Doctor's Casebook:A salute to old age and the biological elite
As everyone is aware, we are at present in a period of national mourning for Prince Philip, the Duke of Edinburgh. He died just two months short of his 100th birthday.
The media has been full of tributes to him, and to his lifetime of duty and devotion to his wife, Her Majesty the Queen. He had been unwell in hospital for a month and had only recently been discharged home.
Gerontology is the study of ageing. It is a field in which we still have many questions, but few answers. One thing that does seem to stand out, however, is that people age at different rates.
Biological age is not the same as chronological age. Those people who live long lives like Prince Philip and the late Captain Sir Tom Moore are undoubtedly members of the biological elite.
Their biological age has never been in phase with their chronological age.
There are broadly speaking two categories of theories about ageing. Firstly, programmed theories. These are theories that imply an individual has a biological timetable that is regulated by changes in gene expression.
Essentially, they suggest that particular organ systems such as the nervous system and immune system begin to fail, so allowing degeneration to begin.
Secondly, a category called damage and error theories. These cover the impact of the environment, harmful habits we develop and biochemical theories, including such processes as free radical reactions.
This is why antioxidants seem so important to health. The cross-linking or glycosylation theory of ageing also suggests that binding of sugars to proteins impairs their ability to function.
It is suggested that senile cataract formation and the thickening and yellowing of skin with age are examples of such cross-linking.
Common sense would tell us that there is probably something in all of these theories.
But when we look at the biological elite, those people like Prince Philip and Captain Sir Tom Moore, there are additional factors. The characteristic seems to be self-discipline.

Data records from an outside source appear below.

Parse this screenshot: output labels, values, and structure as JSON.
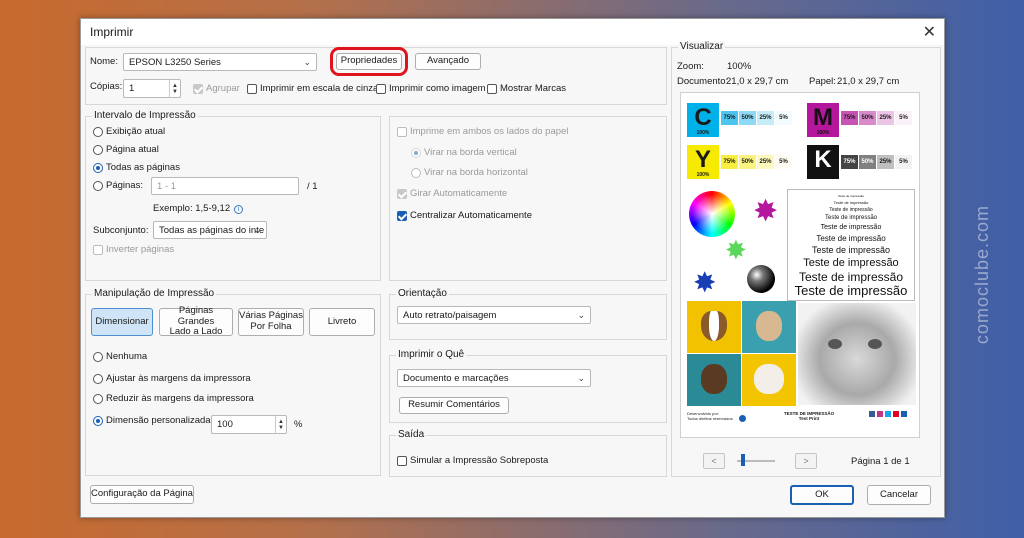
{
  "watermark": "comoclube.com",
  "dialog": {
    "title": "Imprimir",
    "close": "✕"
  },
  "printer": {
    "name_label": "Nome:",
    "name_value": "EPSON L3250 Series",
    "properties_button": "Propriedades",
    "advanced_button": "Avançado",
    "copies_label": "Cópias:",
    "copies_value": "1",
    "collate_label": "Agrupar",
    "grayscale_label": "Imprimir em escala de cinza",
    "as_image_label": "Imprimir como imagem",
    "show_marks_label": "Mostrar Marcas"
  },
  "range": {
    "legend": "Intervalo de Impressão",
    "current_view": "Exibição atual",
    "current_page": "Página atual",
    "all_pages": "Todas as páginas",
    "pages_label": "Páginas:",
    "pages_value": "1 - 1",
    "pages_total": "/ 1",
    "example": "Exemplo: 1,5-9,12",
    "subset_label": "Subconjunto:",
    "subset_value": "Todas as páginas do inte",
    "reverse_pages": "Inverter páginas"
  },
  "options": {
    "both_sides": "Imprime em ambos os lados do papel",
    "flip_long": "Virar na borda vertical",
    "flip_short": "Virar na borda horizontal",
    "auto_rotate": "Girar Automaticamente",
    "auto_center": "Centralizar Automaticamente"
  },
  "handling": {
    "legend": "Manipulação de Impressão",
    "btn_size": "Dimensionar",
    "btn_poster_1": "Páginas Grandes",
    "btn_poster_2": "Lado a Lado",
    "btn_multiple_1": "Várias Páginas",
    "btn_multiple_2": "Por Folha",
    "btn_booklet": "Livreto",
    "none": "Nenhuma",
    "fit": "Ajustar às margens da impressora",
    "shrink": "Reduzir às margens da impressora",
    "custom": "Dimensão personalizada",
    "custom_value": "100",
    "percent": "%"
  },
  "orientation": {
    "legend": "Orientação",
    "value": "Auto retrato/paisagem"
  },
  "what": {
    "legend": "Imprimir o Quê",
    "value": "Documento e marcações",
    "summarize_button": "Resumir Comentários"
  },
  "output": {
    "legend": "Saída",
    "simulate": "Simular a Impressão Sobreposta"
  },
  "page_setup_button": "Configuração da Página",
  "preview": {
    "legend": "Visualizar",
    "zoom_label": "Zoom:",
    "zoom_value": "100%",
    "doc_label": "Documento:",
    "doc_value": "21,0 x 29,7 cm",
    "paper_label": "Papel:",
    "paper_value": "21,0 x 29,7 cm",
    "page_indicator": "Página 1 de 1",
    "prev": "<",
    "next": ">"
  },
  "test_page": {
    "letters": [
      "C",
      "M",
      "Y",
      "K"
    ],
    "hundred": "100%",
    "shades": [
      "75%",
      "50%",
      "25%",
      "5%"
    ],
    "colors": {
      "cyan": "#00b0e8",
      "magenta": "#b4169c",
      "yellow": "#f5ea00",
      "black": "#111111"
    },
    "small_heading": "Teste de impressão",
    "test_lines": [
      "Teste de impressão",
      "Teste de impressão",
      "Teste de impressão",
      "Teste de impressão",
      "Teste de impressão",
      "Teste de impressão",
      "Teste de impressão",
      "Teste de impressão",
      "Teste de impressão"
    ],
    "footer_left_1": "Desenvolvido por:",
    "footer_left_2": "Todos direitos reservados.",
    "footer_center_1": "TESTE DE IMPRESSÃO",
    "footer_center_2": "Test Print"
  },
  "buttons": {
    "ok": "OK",
    "cancel": "Cancelar"
  }
}
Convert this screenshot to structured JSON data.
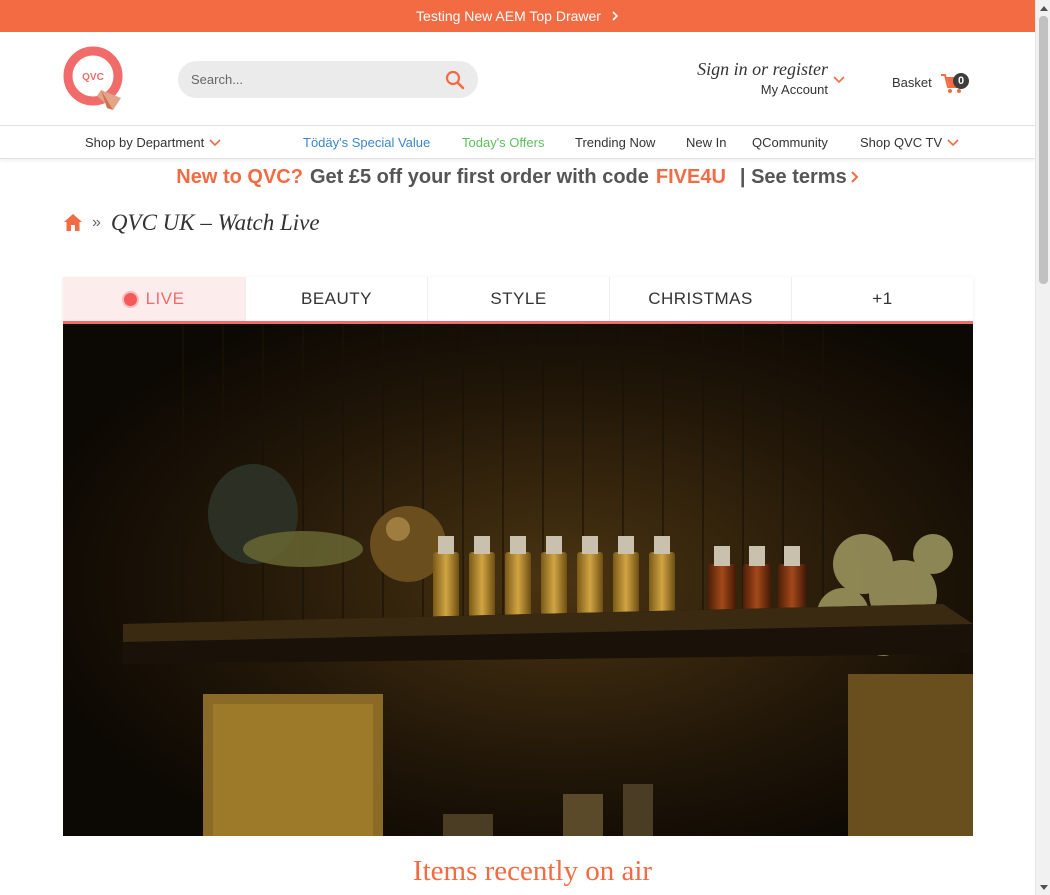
{
  "top_banner": {
    "text": "Testing New AEM Top Drawer",
    "icon": "chevron-right-icon"
  },
  "header": {
    "logo_text": "QVC",
    "search": {
      "placeholder": "Search...",
      "icon": "search-icon"
    },
    "account": {
      "signin_label": "Sign in or register",
      "my_account_label": "My Account",
      "icon": "chevron-down-icon"
    },
    "basket": {
      "label": "Basket",
      "count": "0",
      "icon": "cart-icon"
    }
  },
  "nav": {
    "shop_by_department": "Shop by Department",
    "todays_special_value": "Tödäy's Special Value",
    "todays_offers": "Today's Offers",
    "trending_now": "Trending Now",
    "new_in": "New In",
    "qcommunity": "QCommunity",
    "shop_qvc_tv": "Shop QVC TV"
  },
  "promo": {
    "lead": "New to QVC?",
    "middle": "Get £5 off your first order with code",
    "code": "FIVE4U",
    "terms": "| See terms"
  },
  "breadcrumb": {
    "separator": "»",
    "current": "QVC UK – Watch Live",
    "icon": "home-icon"
  },
  "tabs": [
    {
      "label": "LIVE",
      "active": true
    },
    {
      "label": "BEAUTY",
      "active": false
    },
    {
      "label": "STYLE",
      "active": false
    },
    {
      "label": "CHRISTMAS",
      "active": false
    },
    {
      "label": "+1",
      "active": false
    }
  ],
  "recent": {
    "heading": "Items recently on air"
  },
  "colors": {
    "brand_orange": "#f26b43",
    "live_red": "#f26b6b",
    "tsv_blue": "#3b86c8",
    "offers_green": "#5cbf5c"
  }
}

They never seem to have abused their bodies. They seem to have a more optimistic view of life and they tend not to over-indulge in anything, and seem to have thrived on smaller quantities of food than what might be considered normal.
We should look to our centenarians for inspiration.